(Try it): Word for word, set down the entries that follow.

(Source records):
┌────────

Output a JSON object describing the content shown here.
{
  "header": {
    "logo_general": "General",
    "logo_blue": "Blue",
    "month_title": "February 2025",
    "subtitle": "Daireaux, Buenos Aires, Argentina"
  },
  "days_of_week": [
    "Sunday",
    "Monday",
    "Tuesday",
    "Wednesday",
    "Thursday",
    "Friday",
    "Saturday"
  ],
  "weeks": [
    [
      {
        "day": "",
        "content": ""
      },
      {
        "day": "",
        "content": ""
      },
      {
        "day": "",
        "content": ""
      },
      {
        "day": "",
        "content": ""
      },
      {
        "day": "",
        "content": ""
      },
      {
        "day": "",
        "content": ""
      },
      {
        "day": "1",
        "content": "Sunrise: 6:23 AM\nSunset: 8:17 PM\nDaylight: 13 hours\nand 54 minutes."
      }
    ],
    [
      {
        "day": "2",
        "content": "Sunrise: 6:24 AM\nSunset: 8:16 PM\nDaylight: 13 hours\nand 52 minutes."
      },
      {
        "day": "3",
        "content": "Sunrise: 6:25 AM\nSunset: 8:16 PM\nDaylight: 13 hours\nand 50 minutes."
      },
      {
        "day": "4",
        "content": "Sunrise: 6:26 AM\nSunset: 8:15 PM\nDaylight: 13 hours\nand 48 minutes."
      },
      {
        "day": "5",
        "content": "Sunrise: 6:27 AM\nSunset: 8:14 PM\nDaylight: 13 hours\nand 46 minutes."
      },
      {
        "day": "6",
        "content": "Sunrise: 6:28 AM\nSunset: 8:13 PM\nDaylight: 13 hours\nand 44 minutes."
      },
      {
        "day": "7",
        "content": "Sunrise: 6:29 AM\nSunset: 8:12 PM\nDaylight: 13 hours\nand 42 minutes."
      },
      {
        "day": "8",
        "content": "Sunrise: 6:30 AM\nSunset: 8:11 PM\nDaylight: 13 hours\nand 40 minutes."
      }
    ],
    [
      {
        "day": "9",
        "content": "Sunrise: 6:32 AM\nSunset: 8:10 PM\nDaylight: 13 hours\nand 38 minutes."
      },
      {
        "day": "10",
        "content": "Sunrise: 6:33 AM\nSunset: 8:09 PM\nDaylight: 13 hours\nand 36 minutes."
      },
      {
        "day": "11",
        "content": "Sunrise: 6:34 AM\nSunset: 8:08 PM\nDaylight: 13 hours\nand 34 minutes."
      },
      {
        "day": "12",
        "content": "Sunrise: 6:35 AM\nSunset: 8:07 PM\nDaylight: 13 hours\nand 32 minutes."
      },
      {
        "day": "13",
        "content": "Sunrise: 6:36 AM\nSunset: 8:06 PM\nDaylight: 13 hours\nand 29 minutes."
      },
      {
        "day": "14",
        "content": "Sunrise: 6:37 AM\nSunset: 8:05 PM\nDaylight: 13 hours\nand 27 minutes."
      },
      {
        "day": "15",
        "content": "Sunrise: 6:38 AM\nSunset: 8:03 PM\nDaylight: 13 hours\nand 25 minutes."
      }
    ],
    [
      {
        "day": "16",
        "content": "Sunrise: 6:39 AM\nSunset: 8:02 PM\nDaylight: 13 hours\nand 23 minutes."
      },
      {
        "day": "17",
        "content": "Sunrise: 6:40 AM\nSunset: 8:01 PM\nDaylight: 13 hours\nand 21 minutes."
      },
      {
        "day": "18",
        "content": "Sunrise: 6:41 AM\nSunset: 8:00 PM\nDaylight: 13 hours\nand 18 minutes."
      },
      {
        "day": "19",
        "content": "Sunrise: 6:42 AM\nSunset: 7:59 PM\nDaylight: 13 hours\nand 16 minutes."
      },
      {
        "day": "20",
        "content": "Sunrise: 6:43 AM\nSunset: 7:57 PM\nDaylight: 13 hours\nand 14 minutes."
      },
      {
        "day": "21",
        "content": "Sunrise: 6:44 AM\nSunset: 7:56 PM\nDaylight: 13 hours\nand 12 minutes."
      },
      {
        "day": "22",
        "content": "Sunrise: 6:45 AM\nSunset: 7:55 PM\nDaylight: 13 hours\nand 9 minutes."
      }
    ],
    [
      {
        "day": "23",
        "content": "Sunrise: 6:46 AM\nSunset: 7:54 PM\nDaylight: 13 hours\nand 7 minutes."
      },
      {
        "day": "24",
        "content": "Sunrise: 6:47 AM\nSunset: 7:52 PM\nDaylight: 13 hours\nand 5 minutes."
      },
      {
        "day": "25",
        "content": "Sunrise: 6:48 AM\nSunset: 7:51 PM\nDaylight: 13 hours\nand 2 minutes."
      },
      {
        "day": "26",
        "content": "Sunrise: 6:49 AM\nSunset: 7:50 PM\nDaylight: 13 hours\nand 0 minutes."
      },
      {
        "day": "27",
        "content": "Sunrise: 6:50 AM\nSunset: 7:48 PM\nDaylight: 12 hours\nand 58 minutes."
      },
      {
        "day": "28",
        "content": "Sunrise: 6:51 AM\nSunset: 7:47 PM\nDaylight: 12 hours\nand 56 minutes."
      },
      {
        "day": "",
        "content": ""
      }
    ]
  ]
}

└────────

(Output of the task):
Output a JSON object describing the content shown here.
{
  "header": {
    "logo_general": "General",
    "logo_blue": "Blue",
    "month_title": "February 2025",
    "subtitle": "Daireaux, Buenos Aires, Argentina"
  },
  "days_of_week": [
    "Sunday",
    "Monday",
    "Tuesday",
    "Wednesday",
    "Thursday",
    "Friday",
    "Saturday"
  ],
  "weeks": [
    [
      {
        "day": "",
        "content": ""
      },
      {
        "day": "",
        "content": ""
      },
      {
        "day": "",
        "content": ""
      },
      {
        "day": "",
        "content": ""
      },
      {
        "day": "",
        "content": ""
      },
      {
        "day": "",
        "content": ""
      },
      {
        "day": "1",
        "content": "Sunrise: 6:23 AM\nSunset: 8:17 PM\nDaylight: 13 hours\nand 54 minutes."
      }
    ],
    [
      {
        "day": "2",
        "content": "Sunrise: 6:24 AM\nSunset: 8:16 PM\nDaylight: 13 hours\nand 52 minutes."
      },
      {
        "day": "3",
        "content": "Sunrise: 6:25 AM\nSunset: 8:16 PM\nDaylight: 13 hours\nand 50 minutes."
      },
      {
        "day": "4",
        "content": "Sunrise: 6:26 AM\nSunset: 8:15 PM\nDaylight: 13 hours\nand 48 minutes."
      },
      {
        "day": "5",
        "content": "Sunrise: 6:27 AM\nSunset: 8:14 PM\nDaylight: 13 hours\nand 46 minutes."
      },
      {
        "day": "6",
        "content": "Sunrise: 6:28 AM\nSunset: 8:13 PM\nDaylight: 13 hours\nand 44 minutes."
      },
      {
        "day": "7",
        "content": "Sunrise: 6:29 AM\nSunset: 8:12 PM\nDaylight: 13 hours\nand 42 minutes."
      },
      {
        "day": "8",
        "content": "Sunrise: 6:30 AM\nSunset: 8:11 PM\nDaylight: 13 hours\nand 40 minutes."
      }
    ],
    [
      {
        "day": "9",
        "content": "Sunrise: 6:32 AM\nSunset: 8:10 PM\nDaylight: 13 hours\nand 38 minutes."
      },
      {
        "day": "10",
        "content": "Sunrise: 6:33 AM\nSunset: 8:09 PM\nDaylight: 13 hours\nand 36 minutes."
      },
      {
        "day": "11",
        "content": "Sunrise: 6:34 AM\nSunset: 8:08 PM\nDaylight: 13 hours\nand 34 minutes."
      },
      {
        "day": "12",
        "content": "Sunrise: 6:35 AM\nSunset: 8:07 PM\nDaylight: 13 hours\nand 32 minutes."
      },
      {
        "day": "13",
        "content": "Sunrise: 6:36 AM\nSunset: 8:06 PM\nDaylight: 13 hours\nand 29 minutes."
      },
      {
        "day": "14",
        "content": "Sunrise: 6:37 AM\nSunset: 8:05 PM\nDaylight: 13 hours\nand 27 minutes."
      },
      {
        "day": "15",
        "content": "Sunrise: 6:38 AM\nSunset: 8:03 PM\nDaylight: 13 hours\nand 25 minutes."
      }
    ],
    [
      {
        "day": "16",
        "content": "Sunrise: 6:39 AM\nSunset: 8:02 PM\nDaylight: 13 hours\nand 23 minutes."
      },
      {
        "day": "17",
        "content": "Sunrise: 6:40 AM\nSunset: 8:01 PM\nDaylight: 13 hours\nand 21 minutes."
      },
      {
        "day": "18",
        "content": "Sunrise: 6:41 AM\nSunset: 8:00 PM\nDaylight: 13 hours\nand 18 minutes."
      },
      {
        "day": "19",
        "content": "Sunrise: 6:42 AM\nSunset: 7:59 PM\nDaylight: 13 hours\nand 16 minutes."
      },
      {
        "day": "20",
        "content": "Sunrise: 6:43 AM\nSunset: 7:57 PM\nDaylight: 13 hours\nand 14 minutes."
      },
      {
        "day": "21",
        "content": "Sunrise: 6:44 AM\nSunset: 7:56 PM\nDaylight: 13 hours\nand 12 minutes."
      },
      {
        "day": "22",
        "content": "Sunrise: 6:45 AM\nSunset: 7:55 PM\nDaylight: 13 hours\nand 9 minutes."
      }
    ],
    [
      {
        "day": "23",
        "content": "Sunrise: 6:46 AM\nSunset: 7:54 PM\nDaylight: 13 hours\nand 7 minutes."
      },
      {
        "day": "24",
        "content": "Sunrise: 6:47 AM\nSunset: 7:52 PM\nDaylight: 13 hours\nand 5 minutes."
      },
      {
        "day": "25",
        "content": "Sunrise: 6:48 AM\nSunset: 7:51 PM\nDaylight: 13 hours\nand 2 minutes."
      },
      {
        "day": "26",
        "content": "Sunrise: 6:49 AM\nSunset: 7:50 PM\nDaylight: 13 hours\nand 0 minutes."
      },
      {
        "day": "27",
        "content": "Sunrise: 6:50 AM\nSunset: 7:48 PM\nDaylight: 12 hours\nand 58 minutes."
      },
      {
        "day": "28",
        "content": "Sunrise: 6:51 AM\nSunset: 7:47 PM\nDaylight: 12 hours\nand 56 minutes."
      },
      {
        "day": "",
        "content": ""
      }
    ]
  ]
}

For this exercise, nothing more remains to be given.